Blockages in the Drain Lines
It is not uncommon for blockages to form in the drain lines that are connected to the central air conditioning system. These pipes are responsible for draining the excess moisture collected from the air in your house. When an air conditioner is not cooling a home properly, this may indicate moderate to severe blockages in your drain lines.
If this issue is not dealt with immediately, the water may begin to leak into your air conditioner. This will cause damage to the electrical components in your system and lead to costly repairs. Additionally, the excess water may also damage drywalls, furniture, hardware, and ceilings in your house. If you believe your drain line is restricted, call our team by phone at (703) 543-9649 or book an appointment online
Fan Setting is Not Activated
If the central air conditioner is not cooling your home in a reliable way, it could be because the fan setting is set to “ON.” This just runs the fan non stop even when the air isn’t being cooled. To fix this issue, we recommend setting the thermostat to “AUTO.”
Air Filter is Dirty
A clogged air filter doesn’t allow air to flow into your AC, which makes it hard to circulate enough cold air to cool your entire home. A dirty air filter also causes the evaporator coil to freeze, which eventually blocks cool air from entering your home. Try swapping out your old air filter with a new one.
Your HVAC system includes a fan that is designed to push warm air from the home over the evaporator coils. In addition, the system features another fan that sends air to the condenser coils to ensure the heat energy from your home is successfully transferred to the outdoor air.
Leaking Air Ducts
While most types of cooling issues can be pinpointed to your central air conditioning system, interior temperature issues may also be caused by leaking air ducts. Depending on when your home was built, it may include metal or plastic air ducts. If your ducts are manufactured with a bendable material, leaks may develop overtime.
As the air ducts reach the middle of their lifespan, sealing products such as caulk may become fractured. This issue will allow excess cold air to leak from the air ducts as it is distributed throughout the home. Lastly, duct leaks may form over time due to the settling of the foundation of your home.
HVAC Repair & Installation Services in Virginia
Our staff will be able to easily identify why your air conditioner is not cooling your house.
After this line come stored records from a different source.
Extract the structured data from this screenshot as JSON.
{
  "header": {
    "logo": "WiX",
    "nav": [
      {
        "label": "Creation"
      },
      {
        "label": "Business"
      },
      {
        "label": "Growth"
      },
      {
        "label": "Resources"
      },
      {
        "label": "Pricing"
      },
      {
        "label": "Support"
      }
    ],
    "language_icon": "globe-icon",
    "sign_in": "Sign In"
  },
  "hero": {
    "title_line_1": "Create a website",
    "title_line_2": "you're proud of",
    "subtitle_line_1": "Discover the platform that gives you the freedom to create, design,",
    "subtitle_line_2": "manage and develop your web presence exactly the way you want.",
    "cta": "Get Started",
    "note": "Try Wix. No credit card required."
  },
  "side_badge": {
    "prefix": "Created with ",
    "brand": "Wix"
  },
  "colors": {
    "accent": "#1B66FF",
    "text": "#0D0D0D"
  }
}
Give our staff a call by phone at (703) 543-9649 or book an appointment online to receive assistance with an air conditioner repair, tune-up, replacement, or installation. We offer HVAC services in areas of Virginia such as Reston, Arlington, Alexandria, and Centreville.
Need Assistance With An Air Conditioner Issue?
Call Us: (703) 543-9649